Rosanell Eaton, Queen Mother of voting rights, dies at 97
Stacy M. Brown, NNPA Newswire Correspondent | 12/11/2018, 11:33 a.m.
Considered a Queen Mother and a leader in the struggle and movement for freedom, justice and equality, Rosanell Eaton proved a true matriarch to many civil rights leaders — especially when it came to the fight against voter suppression.
Eaton died on Saturday, Dec. 8, in her home in Louisburg, North Carolina.
She was 97.
“Ms. Rosanell Eaton was the 97-year-old matriarch in our four-year successful court fight against voter suppression, from 2013 to 2016,” Rev. Dr. William Barber, the architect of the Forward Together Moral Monday Movement, and president of the North Carolina NAACP, said in a statement early Sunday.
“While alive, she stayed focused on the prize of justice for all,” said Barber, who also serves as pastor of the Greenleaf Christian Church (Disciples of Christ) in Goldsboro and is president of Repairers of the Breach. “She once told me, ‘They think I’m gonna die before this case is over, but I’m not gonna die. I’m fed up and fired up.’”
Social media users joined the millions who mourned Eaton.
“May her memory be for a blessing,” wrote Jody Drezner Alperin on her Twitter feed.
“May she rest in peace and rise in glory,” Anne Hartley wrote on Twitter.
“RIP Queen Warrior,” wrote Olga Melendez on Twitter.
Said Veronica Wade, “Thank you for your legacy Mother Eaton. Now take your rest.”

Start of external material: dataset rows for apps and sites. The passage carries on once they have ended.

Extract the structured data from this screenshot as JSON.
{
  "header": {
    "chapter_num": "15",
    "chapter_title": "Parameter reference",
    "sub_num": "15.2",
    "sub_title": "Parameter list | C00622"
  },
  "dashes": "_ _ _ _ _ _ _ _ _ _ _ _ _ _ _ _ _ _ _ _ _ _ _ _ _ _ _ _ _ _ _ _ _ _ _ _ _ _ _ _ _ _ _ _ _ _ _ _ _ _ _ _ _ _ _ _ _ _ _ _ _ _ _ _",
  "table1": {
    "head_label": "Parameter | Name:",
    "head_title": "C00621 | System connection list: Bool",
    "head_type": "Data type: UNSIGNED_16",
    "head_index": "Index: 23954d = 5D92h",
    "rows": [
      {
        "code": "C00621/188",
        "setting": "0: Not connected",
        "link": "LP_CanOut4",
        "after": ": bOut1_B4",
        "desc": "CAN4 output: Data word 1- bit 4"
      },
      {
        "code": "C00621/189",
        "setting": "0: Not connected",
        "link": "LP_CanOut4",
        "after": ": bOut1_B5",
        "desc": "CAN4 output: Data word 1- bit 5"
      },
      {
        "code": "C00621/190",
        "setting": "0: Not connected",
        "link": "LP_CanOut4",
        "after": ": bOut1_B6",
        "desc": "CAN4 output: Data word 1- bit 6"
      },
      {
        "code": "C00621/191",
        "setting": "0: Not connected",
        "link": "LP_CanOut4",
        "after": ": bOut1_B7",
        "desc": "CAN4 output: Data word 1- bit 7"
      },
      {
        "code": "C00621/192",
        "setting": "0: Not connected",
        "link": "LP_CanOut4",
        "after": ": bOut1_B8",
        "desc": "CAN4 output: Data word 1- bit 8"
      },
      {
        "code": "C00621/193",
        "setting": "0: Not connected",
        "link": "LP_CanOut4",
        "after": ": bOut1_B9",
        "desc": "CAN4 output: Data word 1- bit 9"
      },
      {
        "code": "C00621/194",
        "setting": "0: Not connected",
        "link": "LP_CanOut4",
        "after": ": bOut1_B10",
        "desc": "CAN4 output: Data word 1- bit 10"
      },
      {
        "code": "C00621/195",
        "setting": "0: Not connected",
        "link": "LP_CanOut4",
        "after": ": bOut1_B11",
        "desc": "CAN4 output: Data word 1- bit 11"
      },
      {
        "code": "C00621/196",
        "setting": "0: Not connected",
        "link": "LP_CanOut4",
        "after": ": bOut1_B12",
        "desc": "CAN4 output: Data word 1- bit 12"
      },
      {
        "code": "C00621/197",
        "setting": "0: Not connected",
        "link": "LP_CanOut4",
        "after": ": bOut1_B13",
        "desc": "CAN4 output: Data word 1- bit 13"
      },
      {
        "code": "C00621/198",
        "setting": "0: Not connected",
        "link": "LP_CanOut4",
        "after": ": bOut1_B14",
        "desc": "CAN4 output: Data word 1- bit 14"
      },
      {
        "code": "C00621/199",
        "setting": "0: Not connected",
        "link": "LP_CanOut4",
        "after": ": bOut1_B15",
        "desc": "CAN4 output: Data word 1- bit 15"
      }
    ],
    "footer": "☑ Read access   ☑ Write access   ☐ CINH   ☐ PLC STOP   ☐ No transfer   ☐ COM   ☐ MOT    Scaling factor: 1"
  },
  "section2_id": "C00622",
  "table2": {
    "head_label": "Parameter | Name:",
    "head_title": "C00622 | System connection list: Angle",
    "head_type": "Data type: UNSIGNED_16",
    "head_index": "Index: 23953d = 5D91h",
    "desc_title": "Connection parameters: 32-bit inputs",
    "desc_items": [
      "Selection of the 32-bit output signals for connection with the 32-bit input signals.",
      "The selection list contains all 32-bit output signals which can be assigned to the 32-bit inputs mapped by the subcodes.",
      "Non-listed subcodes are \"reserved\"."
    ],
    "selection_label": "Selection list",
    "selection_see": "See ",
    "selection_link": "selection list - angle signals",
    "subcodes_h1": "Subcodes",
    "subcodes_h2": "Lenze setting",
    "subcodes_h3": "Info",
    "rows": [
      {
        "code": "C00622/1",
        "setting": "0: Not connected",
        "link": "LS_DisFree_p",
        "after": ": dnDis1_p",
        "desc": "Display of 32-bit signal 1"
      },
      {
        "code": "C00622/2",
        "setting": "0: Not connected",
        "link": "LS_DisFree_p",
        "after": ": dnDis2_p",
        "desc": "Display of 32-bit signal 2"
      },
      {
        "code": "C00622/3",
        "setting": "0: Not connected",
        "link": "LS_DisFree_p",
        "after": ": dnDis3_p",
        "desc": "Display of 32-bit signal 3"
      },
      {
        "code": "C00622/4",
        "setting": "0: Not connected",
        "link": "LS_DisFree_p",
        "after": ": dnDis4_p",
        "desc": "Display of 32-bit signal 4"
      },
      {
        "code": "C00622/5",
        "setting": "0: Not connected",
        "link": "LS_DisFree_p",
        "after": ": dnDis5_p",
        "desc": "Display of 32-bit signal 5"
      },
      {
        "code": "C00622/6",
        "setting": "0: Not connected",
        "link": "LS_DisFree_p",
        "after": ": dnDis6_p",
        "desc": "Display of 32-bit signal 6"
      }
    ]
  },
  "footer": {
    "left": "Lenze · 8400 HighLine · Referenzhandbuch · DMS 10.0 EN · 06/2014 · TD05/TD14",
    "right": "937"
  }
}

In a tribute, The New York Times noted that Eaton was “an obscure civil rights pioneer in her younger years, who became a cause célèbre after President Barack Obama cited her courage in his response to a 2015 article in The New York Times Magazine about growing efforts to dismantle the protections of the Voting Rights Act of 1965.
“I was inspired to read about unsung American heroes like Rosanell Eaton in Jim Rutenberg’s ‘A Dream Undone: Inside the 50-year campaign to roll back the Voting Rights Act,’ ” Obama wrote in a letter to the editor. “I am where I am today only because men and women like Rosanell Eaton refused to accept anything less than a full measure of equality.”
As noted in the Times tribute, a year after the president’s letter, the Supreme Court, in a 4-4 vote, let stand a federal appeals court judgment upholding the lawsuit spearheaded by Ms. Eaton and other plaintiffs. The ruling struck down a North Carolina statute whose provisions “target African-Americans with almost surgical precision” in what the court called an effort to depress black turnout at the polls.
One of seven children born on a farm in North Carolina, Eaton attended segregated schools and used segregated bathrooms. However, she always counted as an advocate for voting rights.
The Times noted that in her first act of defiance, when she was 21, she went to the Franklin County Courthouse in Louisburg. Three white men confronted her there and demanded to know what she wanted.
“I’m here to register to vote,” she said.
They told her that she could register only if she could recite from memory the Preamble to the Constitution of the United States. It was a common ruse, disguised as a literacy test, to turn away black voters. The valedictorian of her high school class, she complied without hesitation.